My primary interest is the social and cultural history of pre-modern India (1000-1800). I have published monographs on the social roles of Sufis (Muslim mystics) in the Indian sultanate of Bijapur (1300-1700), on the growth of Islam in Bengal (1204-1760), and on the social history of the Deccan from 1300 to 1761, and on the interplay between memory and art in the Deccan plateau between 1300 and 1600. These four historical monographs employ as analytical tools, respectively, Weberian social thought, Annales School methodology, biography, and architectural history. Most recently, I have published the second volume of the new Penguin history of India, entitled India in the Persianate Age, 1000-1765, which explores the long-term interaction between the Persianate and Sanskritic worlds, between the Iranian Plateau and South Asia, and between Islam and Indian religious traditions.
I am also active in the growing subfield of world history, as well as comparative history.

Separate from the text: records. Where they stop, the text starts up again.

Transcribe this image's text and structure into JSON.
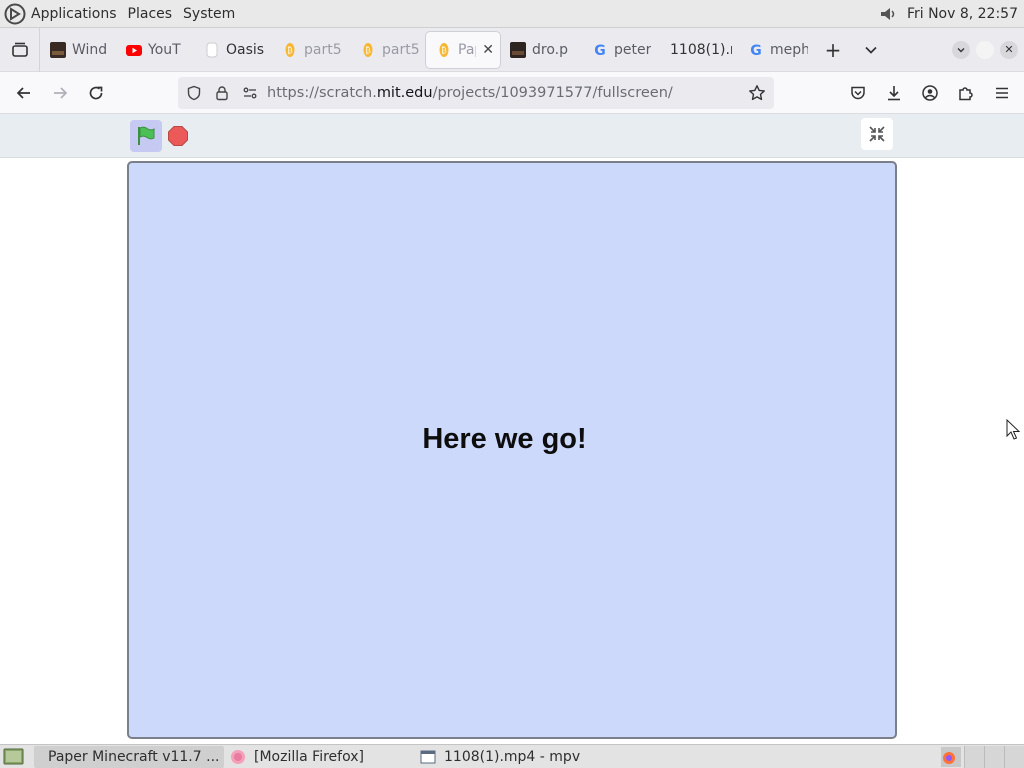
{
  "top_panel": {
    "menus": [
      "Applications",
      "Places",
      "System"
    ],
    "clock": "Fri Nov  8, 22:57"
  },
  "tabs": [
    {
      "label": "Wind",
      "favicon": "dark-thumbnail-icon"
    },
    {
      "label": "YouT",
      "favicon": "youtube-icon"
    },
    {
      "label": "Oasis",
      "favicon": "blank-page-icon"
    },
    {
      "label": "part5",
      "favicon": "bitcoin-icon"
    },
    {
      "label": "part5",
      "favicon": "bitcoin-icon"
    },
    {
      "label": "Pap",
      "favicon": "bitcoin-icon",
      "active": true
    },
    {
      "label": "dro.p",
      "favicon": "dark-thumbnail-icon"
    },
    {
      "label": "peter",
      "favicon": "google-icon"
    },
    {
      "label": "1108(1).r",
      "favicon": "none"
    },
    {
      "label": "meph",
      "favicon": "google-icon"
    }
  ],
  "urlbar": {
    "url_prefix": "https://scratch.",
    "url_domain": "mit.edu",
    "url_suffix": "/projects/1093971577/fullscreen/"
  },
  "stage": {
    "text": "Here we go!",
    "background": "#cdd9fb"
  },
  "taskbar": {
    "tasks": [
      {
        "label": "Paper Minecraft v11.7 ...",
        "active": true
      },
      {
        "label": "[Mozilla Firefox]",
        "active": false
      },
      {
        "label": "1108(1).mp4 - mpv",
        "active": false
      }
    ]
  },
  "colors": {
    "accent_flag": "#4cbf56",
    "stop": "#ec5959",
    "flag_bg": "#c6c9f2"
  }
}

My regularly taught courses include History of Medieval India, History of Modern India and Pakistan, Comparative History, and World History.
Areas of Study

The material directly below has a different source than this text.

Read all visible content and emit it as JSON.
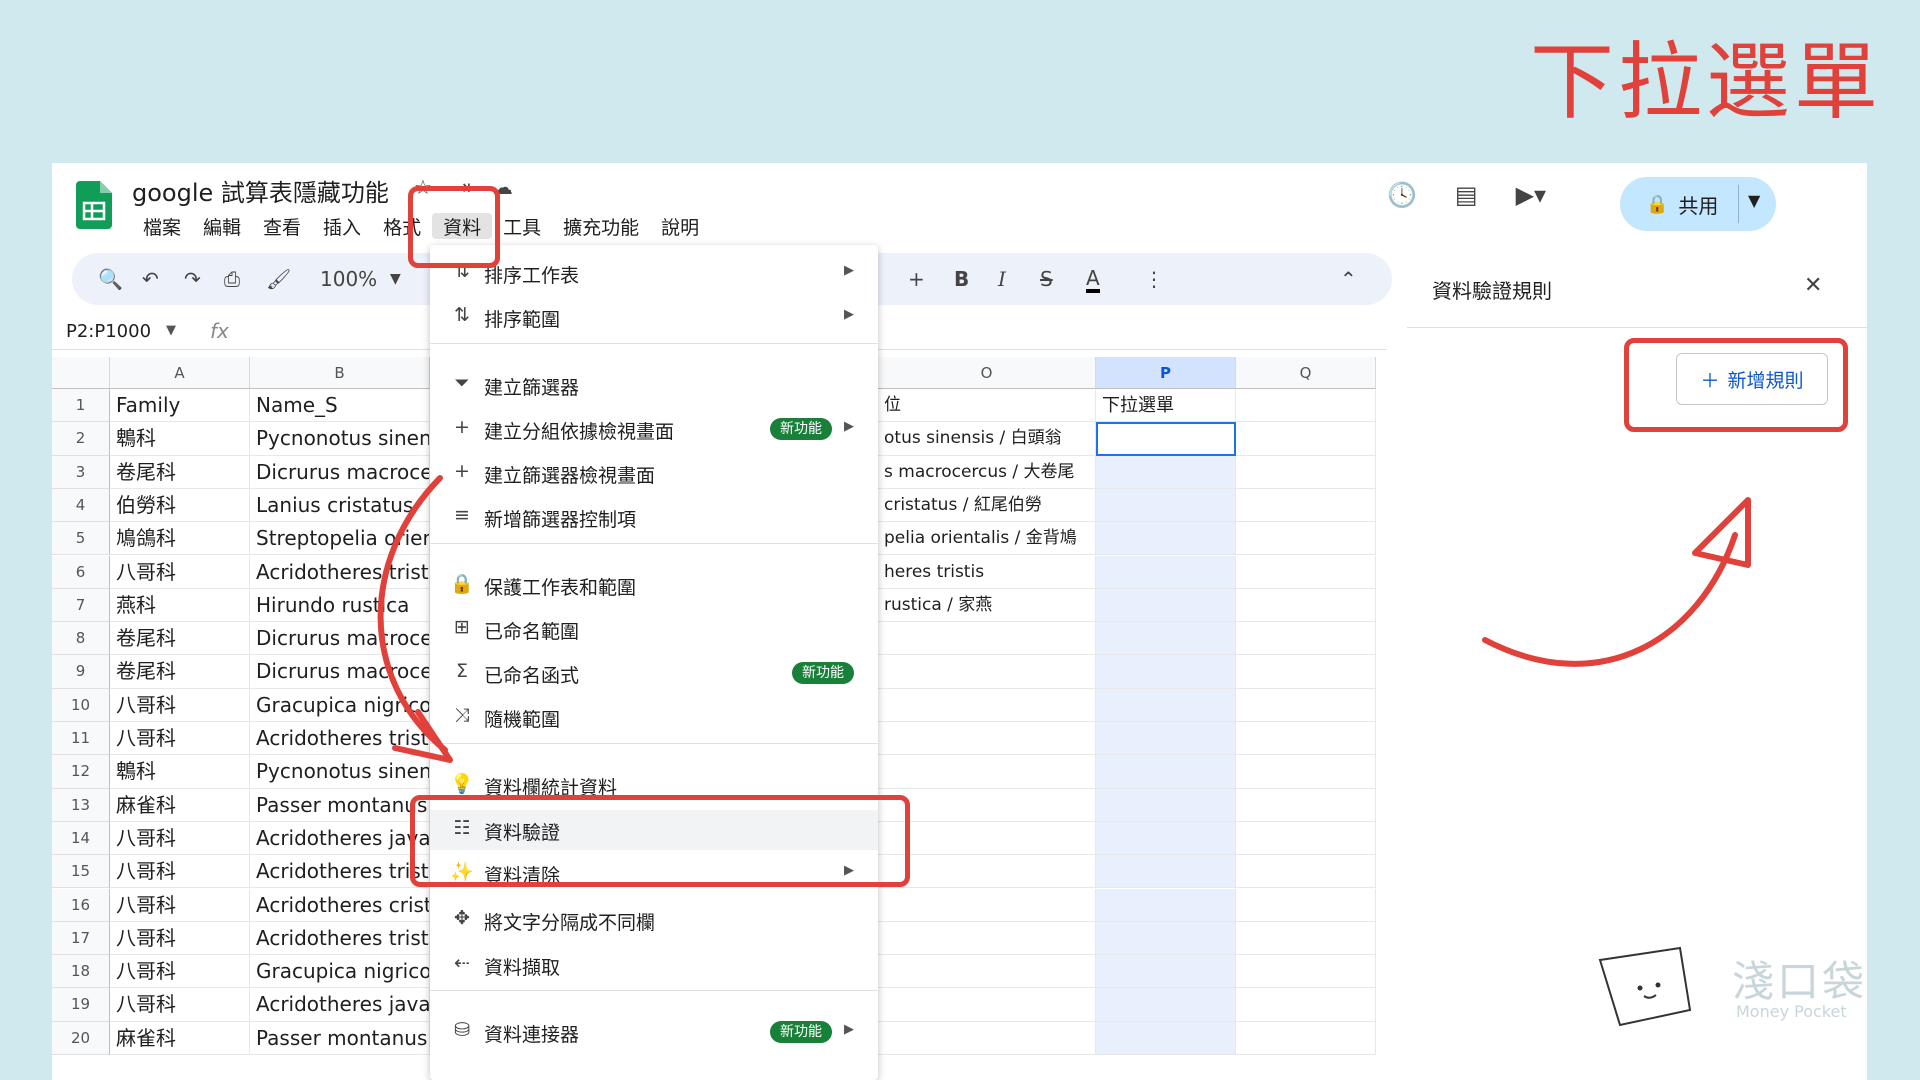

Political, social, cultural, and religious history of South Asia from 1000 to 1800.
India in the Persianate Age, 1000-1765 (London: Penguin Books, 2019)
Power, Memory, Architecture: Contested Sites on India's Deccan Plateau, 1300-1600 (New Delhi: Oxford University Press, 2014)
Slavery and South Asian History (co-edited vol., Bloomington: Indiana University Press, 2006)
A Social History of the Deccan, 1300-1761: Eight Indian Lives: (Cambridge: Cambridge University Press, 2005)
India's Islamic Traditions, 711-1750 (edited vol., New Delhi: Oxford University Press, 2002)
Essays on Islam and Indian History (New Delhi: Oxford University Press, 2000)
The Rise of Islam and the Bengal Frontier, 1204-1760 (Berkeley: California University Press, 1993)
Islamic History as Global History (Washington DC: American Historical Association, 1990)
Sufis of Bijapur: Social Roles of Sufis in Medieval India, 1300-1700 (Princeton: Princeton University Press, 1978)
My reseach focuses on the social and cultural history of India between about 1000 and 1800. I have published monographs on the Sufis of Bijapur, on the growth of Islam in Bengal, on the social history of the Deccan, and on the interplay of art and memory on the Deccan plateau. The analytical tools used in these four monographs, respectively, are Weberian social thought, the Annales School, biography, and architectural history. Most recently, I have published the second voljume of the new Penguin history of India, entitled India in the Persianate Age, 1000-1765, which explores the long-term interaction between the Persianate and Sanskritic worlds, between the Iranian Plateau and India, and between Islam and India's religious traditions.